Here’s why: There was no category that could safely contain it. It charted No. 1 on the rhythm and blues charts, which was where most black recording artists such as Berry could be found. But its beat and its sensibility were just as deeply rooted in the predominantly white traditions of country blues and western swing.
Though it was de rigueur in Jim Crow’s waning days for white artists to “cover” African-American artists’ hits, “Maybellene” crossed so many barriers that it all but obliterated them — or, anyway, made them less imposing. How, exactly, could anybody “cover” this? It was too big to cover; big enough, even in its two-minutes-and-spare-change length to contain multitudes, embrace generations, swallow continents and change the world.
It was, in short, rock and roll. And Chuck Berry was its chief designer, its master engineer and — argue all you want but the available evidence overwhelms — one of its inventors, if not THE inventor.
Berry’s death at 90 was announced Saturday. Of rock ‘n’ roll’s founding big daddies raising the temperature of simmering, static culture of the 1950s to full boil, Fats Domino, Little Richard and Jerry Lee Lewis — a comparably improbable survivor — now remain among the living.
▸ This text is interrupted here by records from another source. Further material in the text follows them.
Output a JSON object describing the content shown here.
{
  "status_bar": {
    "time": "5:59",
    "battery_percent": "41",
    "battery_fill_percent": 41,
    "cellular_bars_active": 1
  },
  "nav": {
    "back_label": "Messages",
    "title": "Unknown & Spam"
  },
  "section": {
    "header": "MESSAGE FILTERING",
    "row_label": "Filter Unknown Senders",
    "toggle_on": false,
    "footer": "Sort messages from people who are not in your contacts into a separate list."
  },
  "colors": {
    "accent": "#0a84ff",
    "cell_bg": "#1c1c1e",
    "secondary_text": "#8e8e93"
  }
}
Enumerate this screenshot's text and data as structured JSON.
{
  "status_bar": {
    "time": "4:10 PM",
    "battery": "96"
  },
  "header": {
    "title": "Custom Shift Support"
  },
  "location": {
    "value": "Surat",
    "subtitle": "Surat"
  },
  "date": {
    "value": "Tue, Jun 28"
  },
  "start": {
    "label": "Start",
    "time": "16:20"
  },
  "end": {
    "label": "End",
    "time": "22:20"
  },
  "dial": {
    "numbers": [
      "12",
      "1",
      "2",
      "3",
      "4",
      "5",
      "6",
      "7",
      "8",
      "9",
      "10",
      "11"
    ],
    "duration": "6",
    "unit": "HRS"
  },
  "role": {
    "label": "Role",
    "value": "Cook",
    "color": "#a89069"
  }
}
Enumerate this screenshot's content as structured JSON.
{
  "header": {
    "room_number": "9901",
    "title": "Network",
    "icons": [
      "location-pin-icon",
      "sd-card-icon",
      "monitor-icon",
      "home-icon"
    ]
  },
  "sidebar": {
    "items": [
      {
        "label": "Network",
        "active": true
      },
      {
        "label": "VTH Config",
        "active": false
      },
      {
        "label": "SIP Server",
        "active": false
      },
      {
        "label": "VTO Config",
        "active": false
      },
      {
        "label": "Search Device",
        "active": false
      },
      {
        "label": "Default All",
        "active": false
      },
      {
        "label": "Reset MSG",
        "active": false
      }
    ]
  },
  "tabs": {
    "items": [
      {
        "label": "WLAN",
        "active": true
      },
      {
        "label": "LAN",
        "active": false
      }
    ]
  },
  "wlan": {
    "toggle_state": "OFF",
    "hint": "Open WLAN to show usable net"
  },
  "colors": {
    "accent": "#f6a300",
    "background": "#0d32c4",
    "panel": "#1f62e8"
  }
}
Probably it’s as good a place as any to note that while touring with at an early rock-star revue, Lewis was so incensed that Berry was chosen over him to close a show that he gave a climactic set literally incendiary enough to end with him setting his piano on fire. As Lewis stormed off, smelling of lighter fluid and smoke, he passed by Berry and snarled sotto voce, “Top that (expletive deleted)!”
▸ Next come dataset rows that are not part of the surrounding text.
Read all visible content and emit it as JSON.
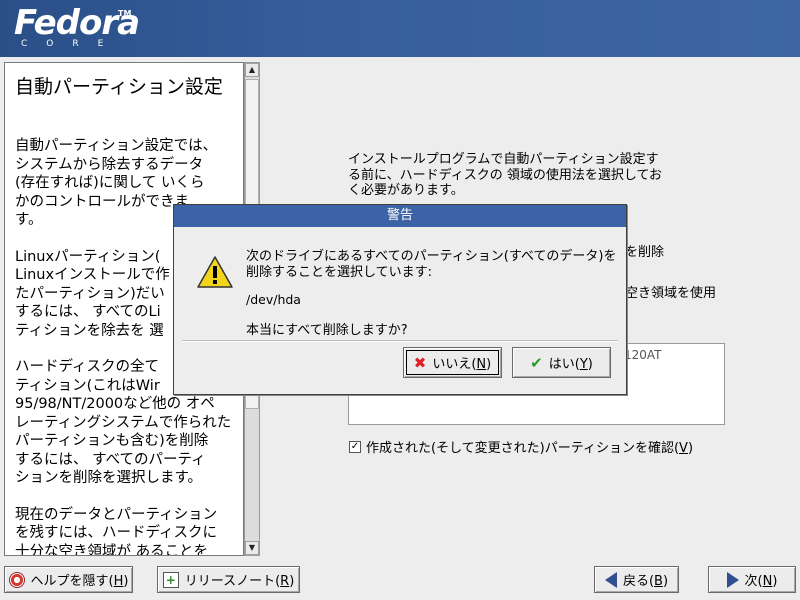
{
  "brand": {
    "name": "Fedora",
    "tm": "TM",
    "sub": "CORE"
  },
  "help": {
    "title": "自動パーティション設定",
    "paragraphs": [
      "自動パーティション設定では、\nシステムから除去するデータ\n(存在すれば)に関して いくら\nかのコントロールができま\nす。",
      "Linuxパーティション(\nLinuxインストールで作\nたパーティション)だい\nするには、 すべてのLi\nティションを除去を 選",
      "ハードディスクの全て\nティション(これはWir\n95/98/NT/2000など他の オペ\nレーティングシステムで作られた\nパーティションも含む)を削除\nするには、 すべてのパーティ\nションを削除を選択します。",
      "現在のデータとパーティション\nを残すには、ハードディスクに\n十分な空き領域が あることを\n確認した上で、すべてのパ"
    ]
  },
  "main": {
    "intro": "インストールプログラムで自動パーティション設定する前に、ハードディスクの 領域の使用法を選択しておく必要があります。",
    "option1_visible": "を削除",
    "option2_visible": "空き領域を使用",
    "drive_visible": "120AT",
    "review_label": "作成された(そして変更された)パーティションを確認(",
    "review_key": "V",
    "review_close": ")",
    "review_checked": "✓"
  },
  "dialog": {
    "title": "警告",
    "message": "次のドライブにあるすべてのパーティション(すべてのデータ)を削除することを選択しています:",
    "device": "/dev/hda",
    "confirm": "本当にすべて削除しますか?",
    "no_label": "いいえ(",
    "no_key": "N",
    "yes_label": "はい(",
    "yes_key": "Y",
    "close_paren": ")"
  },
  "buttons": {
    "help_label": "ヘルプを隠す(",
    "help_key": "H",
    "notes_label": "リリースノート(",
    "notes_key": "R",
    "back_label": "戻る(",
    "back_key": "B",
    "next_label": "次(",
    "next_key": "N",
    "close_paren": ")"
  },
  "colors": {
    "header": "#355e9b",
    "dialog_title": "#3c63a6",
    "warning": "#f2d41a"
  }
}
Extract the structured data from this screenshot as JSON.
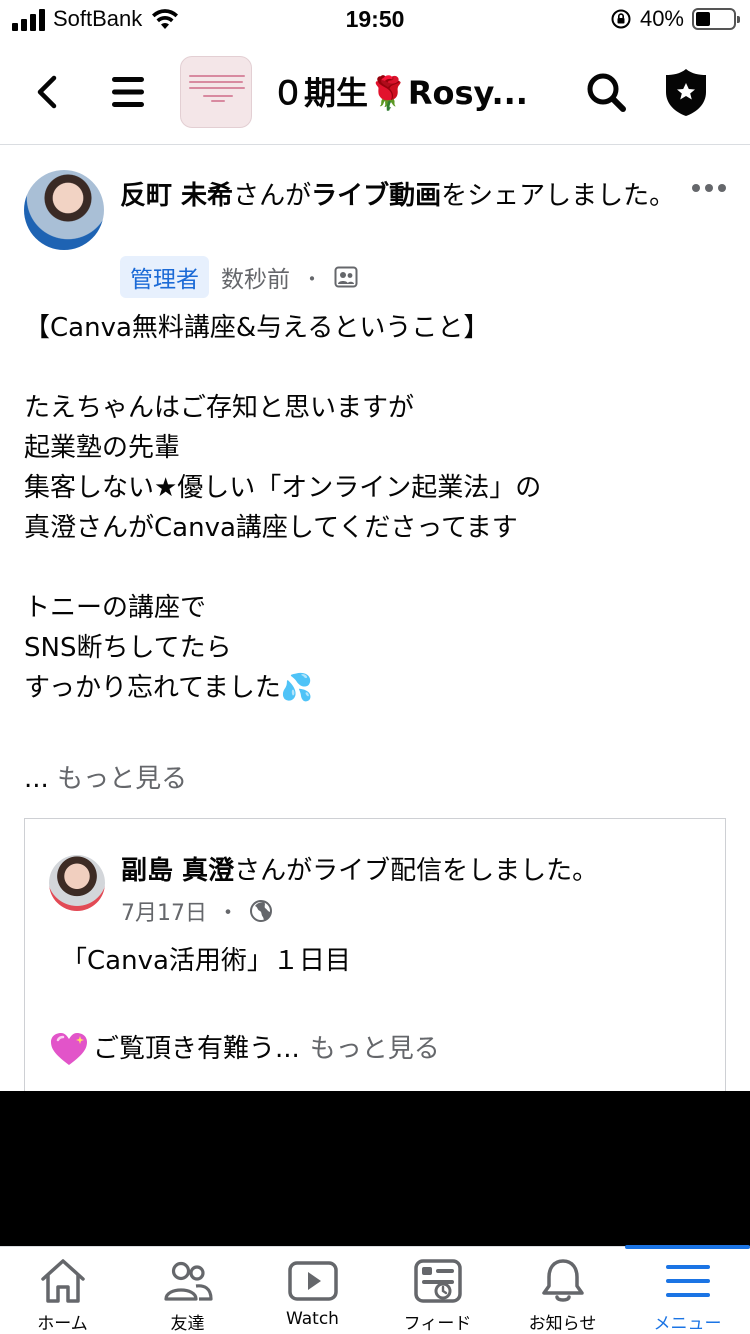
{
  "status_bar": {
    "carrier": "SoftBank",
    "time": "19:50",
    "battery": "40%",
    "battery_level": 0.4
  },
  "group": {
    "title": "０期生🌹Rosy..."
  },
  "post": {
    "author": "反町 未希",
    "action_prefix": "さんが",
    "action_object": "ライブ動画",
    "action_suffix": "をシェアしました。",
    "badge": "管理者",
    "time": "数秒前",
    "separator": "・",
    "body": "【Canva無料講座&与えるということ】\n\nたえちゃんはご存知と思いますが\n起業塾の先輩\n集客しない★優しい「オンライン起業法」の\n真澄さんがCanva講座してくださってます\n\nトニーの講座で\nSNS断ちしてたら\nすっかり忘れてました💦",
    "see_more_ellipsis": "...",
    "see_more": "もっと見る"
  },
  "shared": {
    "author": "副島 真澄",
    "action": "さんがライブ配信をしました。",
    "date": "7月17日",
    "separator": "・",
    "body": "「Canva活用術」１日目",
    "preview": "ご覧頂き有難う...",
    "see_more": "もっと見る"
  },
  "tabs": [
    {
      "label": "ホーム",
      "icon": "home-icon"
    },
    {
      "label": "友達",
      "icon": "friends-icon"
    },
    {
      "label": "Watch",
      "icon": "watch-icon"
    },
    {
      "label": "フィード",
      "icon": "feed-icon"
    },
    {
      "label": "お知らせ",
      "icon": "bell-icon"
    },
    {
      "label": "メニュー",
      "icon": "menu-icon",
      "active": true
    }
  ],
  "colors": {
    "accent": "#1b74e4",
    "secondary_text": "#65676b",
    "admin_badge_bg": "#e7f0fd"
  }
}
And, as Lewis reportedly said later, “He damn near did, too!”
I’m betting he did more than that because Berry in person was, well into senior citizenship, as compelling and galvanic as Berry on record. Berry didn’t need pyrotechnics to send his audiences into the ozone. The duck walk, his inimitable stage move, was more than enough.
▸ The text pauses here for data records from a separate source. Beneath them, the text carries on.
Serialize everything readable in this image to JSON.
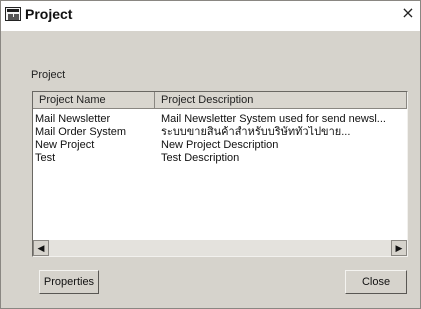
{
  "window": {
    "title": "Project",
    "close_glyph": "×"
  },
  "group": {
    "label": "Project"
  },
  "list": {
    "columns": [
      "Project Name",
      "Project Description"
    ],
    "rows": [
      {
        "name": "Mail Newsletter",
        "description": "Mail Newsletter System used for send newsl..."
      },
      {
        "name": "Mail Order System",
        "description": "ระบบขายสินค้าสำหรับบริษัททั่วไปขาย..."
      },
      {
        "name": "New Project",
        "description": "New Project Description"
      },
      {
        "name": "Test",
        "description": "Test Description"
      }
    ],
    "scroll_left_glyph": "◀",
    "scroll_right_glyph": "▶"
  },
  "buttons": {
    "properties": "Properties",
    "close": "Close"
  },
  "icons": {
    "window_icon": "project-window-icon"
  }
}
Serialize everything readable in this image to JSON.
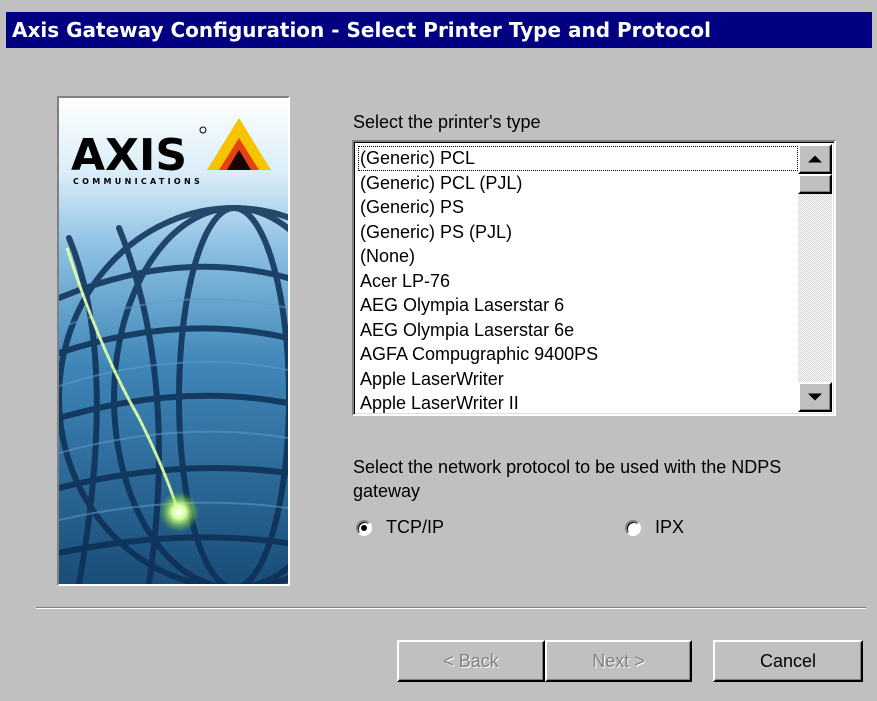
{
  "window": {
    "title": "Axis Gateway Configuration - Select Printer Type and Protocol"
  },
  "logo": {
    "brand": "AXIS",
    "tagline": "COMMUNICATIONS"
  },
  "printer_type": {
    "label": "Select the printer's type",
    "items": [
      "(Generic) PCL",
      "(Generic) PCL (PJL)",
      "(Generic) PS",
      "(Generic) PS (PJL)",
      "(None)",
      "Acer LP-76",
      "AEG Olympia Laserstar 6",
      "AEG Olympia Laserstar 6e",
      "AGFA Compugraphic 9400PS",
      "Apple LaserWriter",
      "Apple LaserWriter II"
    ],
    "selected": "(Generic) PCL"
  },
  "protocol": {
    "label": "Select the network protocol to be used with the NDPS gateway",
    "options": [
      {
        "label": "TCP/IP",
        "checked": true
      },
      {
        "label": "IPX",
        "checked": false
      }
    ]
  },
  "buttons": {
    "back": "< Back",
    "next": "Next >",
    "cancel": "Cancel"
  },
  "colors": {
    "title_bar": "#000080",
    "dialog_face": "#c0c0c0",
    "logo_yellow": "#f5c400",
    "comet": "#b8f070"
  }
}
Well, that … and his guitar. Rolling Stone magazine once declared that rock guitar began with Berry and, once again, it’s not hard to make the case. Berry’s licks and riffs, fluid, supple and multi-tiered, remain electrifying enough to empower wave upon wave of guitarists seeking more blues in their rhythms and more rhythms.
He was one of those artists who may have been singular when they broke through, but whose influence can be heard in every guitarist who followed. (Start wherever you want — “I’ll take Keith Richards for $5,000, Alex!” — but the list of Berry’s acolytes that follows stretches through presidencies, wars and recessions.)
Finally, there are the songs, especially those “great twenty-eight” Berry recorded for Chess in the 1950s and early 1960s. They were so much more than catchy slices of pop that tickled wherever your musical dopamine was buried. “Roll Over, Beethoven,” “Back in the U.S.A.,” “Johnny B. Goode,” “You Never Can Tell,” “I’m Talking About You,” “School Days,” “Promised Land” and on and on and ever onward. These and many others conveyed adventure, mischief, fun and, most of all, endless possibility in their titles alone.
Those titles invited you in. The songs carried you as far as you wanted or dared to go. And you could hear every single lyric roar, spin and take curves into your head like Berry’s fiery red Cadillac that you can now see in the National Museum of African American History and Culture in Washington.
As much as the thing he invented or, at least, helped invent, Chuck Berry delivered us from the days of old, remaining an American original to the very end. The problem with originals is that they come, like 45-RPM records, in singles. The best the rest of us can do is use his contraptions to power our own journeys to ecstatic reckoning.